Another mustn’t miss destination is the Souq Waqif. Largely renovated and rebuilt within the last 10 years it still stands today as it has for many decades as a functioning and bustling market place, not just a tourist attraction. A wonderful place for coffee or dinner (or smoking shisha if you are so inclined), you can pick yourself up some traditional Islamic trinkets, and watch traditional dancing displays and street artists. Kids might also get to spot a camel here and there’s a falcon souq for photo opportunities.
One word of warning is about the pet souq. We visited during the cooler months but I’d dread visiting here during the hot months, not just the noise and smell but the condition animals are kept in may shock your little ones so proceed with caution to this area.

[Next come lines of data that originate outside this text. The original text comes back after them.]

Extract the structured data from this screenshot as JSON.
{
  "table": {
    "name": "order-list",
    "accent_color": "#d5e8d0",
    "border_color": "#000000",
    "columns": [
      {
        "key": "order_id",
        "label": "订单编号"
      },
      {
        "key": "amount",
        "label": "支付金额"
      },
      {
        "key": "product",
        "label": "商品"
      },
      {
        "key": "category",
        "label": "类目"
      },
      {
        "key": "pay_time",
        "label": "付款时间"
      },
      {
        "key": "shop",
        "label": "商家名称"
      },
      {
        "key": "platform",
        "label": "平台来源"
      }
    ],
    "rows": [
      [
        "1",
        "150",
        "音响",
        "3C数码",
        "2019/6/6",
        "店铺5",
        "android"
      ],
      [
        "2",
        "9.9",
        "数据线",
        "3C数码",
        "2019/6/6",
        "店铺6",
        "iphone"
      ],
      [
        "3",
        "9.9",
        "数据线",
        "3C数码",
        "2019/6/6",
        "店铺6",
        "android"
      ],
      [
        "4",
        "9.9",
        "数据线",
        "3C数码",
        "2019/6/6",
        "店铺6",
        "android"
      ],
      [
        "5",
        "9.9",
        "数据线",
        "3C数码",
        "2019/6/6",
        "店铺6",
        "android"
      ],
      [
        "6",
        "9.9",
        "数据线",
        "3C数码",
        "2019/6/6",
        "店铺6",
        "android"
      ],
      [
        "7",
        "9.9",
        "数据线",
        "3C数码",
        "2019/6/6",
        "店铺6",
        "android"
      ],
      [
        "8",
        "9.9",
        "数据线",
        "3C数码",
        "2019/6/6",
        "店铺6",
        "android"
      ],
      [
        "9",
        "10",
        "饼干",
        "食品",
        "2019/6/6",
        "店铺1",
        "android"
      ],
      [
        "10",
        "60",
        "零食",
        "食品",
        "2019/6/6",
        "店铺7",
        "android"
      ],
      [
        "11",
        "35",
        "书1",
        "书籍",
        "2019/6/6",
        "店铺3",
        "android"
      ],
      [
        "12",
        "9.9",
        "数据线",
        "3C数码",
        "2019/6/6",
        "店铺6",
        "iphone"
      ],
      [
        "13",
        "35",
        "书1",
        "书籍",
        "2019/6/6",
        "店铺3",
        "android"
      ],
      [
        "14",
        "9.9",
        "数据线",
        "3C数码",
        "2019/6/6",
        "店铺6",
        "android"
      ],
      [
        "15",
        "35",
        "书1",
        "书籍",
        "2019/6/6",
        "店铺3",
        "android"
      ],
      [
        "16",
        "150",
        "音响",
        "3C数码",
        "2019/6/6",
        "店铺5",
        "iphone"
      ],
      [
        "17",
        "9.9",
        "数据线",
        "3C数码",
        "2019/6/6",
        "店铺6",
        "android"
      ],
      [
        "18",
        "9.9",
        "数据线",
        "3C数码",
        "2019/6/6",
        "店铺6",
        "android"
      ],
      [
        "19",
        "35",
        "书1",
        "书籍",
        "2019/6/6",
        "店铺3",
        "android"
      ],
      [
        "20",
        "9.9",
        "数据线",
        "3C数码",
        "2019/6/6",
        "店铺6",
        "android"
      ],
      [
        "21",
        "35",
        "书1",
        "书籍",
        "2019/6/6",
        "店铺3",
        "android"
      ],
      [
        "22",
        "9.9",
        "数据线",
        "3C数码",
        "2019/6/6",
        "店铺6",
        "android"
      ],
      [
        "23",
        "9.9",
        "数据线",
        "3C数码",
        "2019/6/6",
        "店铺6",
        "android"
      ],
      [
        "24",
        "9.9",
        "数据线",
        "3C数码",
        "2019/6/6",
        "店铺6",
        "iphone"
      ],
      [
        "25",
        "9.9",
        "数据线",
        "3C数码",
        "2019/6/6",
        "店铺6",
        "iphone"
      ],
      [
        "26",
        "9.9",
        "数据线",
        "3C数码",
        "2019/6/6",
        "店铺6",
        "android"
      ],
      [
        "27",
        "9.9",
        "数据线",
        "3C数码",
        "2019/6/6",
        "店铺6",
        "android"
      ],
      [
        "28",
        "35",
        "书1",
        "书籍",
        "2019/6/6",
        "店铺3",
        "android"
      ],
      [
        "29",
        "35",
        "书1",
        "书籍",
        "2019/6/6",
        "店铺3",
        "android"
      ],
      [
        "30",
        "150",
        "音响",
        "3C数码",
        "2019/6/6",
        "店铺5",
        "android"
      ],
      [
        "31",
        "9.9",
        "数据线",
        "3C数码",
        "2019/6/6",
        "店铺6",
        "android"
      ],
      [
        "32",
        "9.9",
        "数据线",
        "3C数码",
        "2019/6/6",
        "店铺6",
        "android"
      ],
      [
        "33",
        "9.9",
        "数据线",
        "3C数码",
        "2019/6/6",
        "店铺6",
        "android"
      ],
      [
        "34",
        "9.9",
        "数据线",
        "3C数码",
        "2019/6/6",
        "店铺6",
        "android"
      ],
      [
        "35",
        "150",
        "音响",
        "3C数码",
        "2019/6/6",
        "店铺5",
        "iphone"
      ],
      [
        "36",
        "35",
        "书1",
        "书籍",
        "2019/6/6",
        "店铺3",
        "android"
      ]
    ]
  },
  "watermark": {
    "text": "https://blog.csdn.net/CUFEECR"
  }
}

After the Souq we headed back along the very green Corniche Promenade which curves around the Doha shoreline, past the traditional dhow harbor (where boats can be rented) to the MIA Park. We were fortunate to be visiting during the week the inaugural Qatar International Food Festival (QIFF) was held, which offers an extensive selection of foods to choice from, live cooking shows and live entertainment. Even getting there early evening finding tables was a struggle but another family kindly offered their table up to us – otherwise you would need to sit on the grass (fine if you happen to be traveling long-haul with a picnic rug! Though airline blankets have been brilliant in the past to use during long layovers…)
So should you make a stop in Doha?
We loved our Doha stop over and would happily do one again to explore further around the newer more modern parts of the city and the beach resorts which still stand in stark contrast to many areas that are so under developed they don’t even have footpaths.
Those new to the Middle East completely may prefer a longer stop to include an evening desert safari, but one day will be enough to capture the highlights and keep the junior audience entertained if you are simply flying to Doha with Qatar Airways.
Things to know before you go to Doha
When visiting the Middle East, bear in mind time of year and religious occasions. The summer months – particularly from late May to October can be very hot, walking from point to point and outdoor activities are almost out of the question and you will find life is very nocturnal, attractions may not open until late in the day. Shopping malls always provide some reprieve from the heat.
Religious holidays also run on the lunar year, so they change each year. The main one to be aware of is Ramadan, in 2016 this will fall in early June and lasts 30 days. During this time there are certain restrictions on eating and drinking in public as well as tighter restrictions on behaviors and dress to mark this holy occasion.
This post was written by Keri Hedrick, an Australian expatriate mum of three under 6 currently living in the UAE.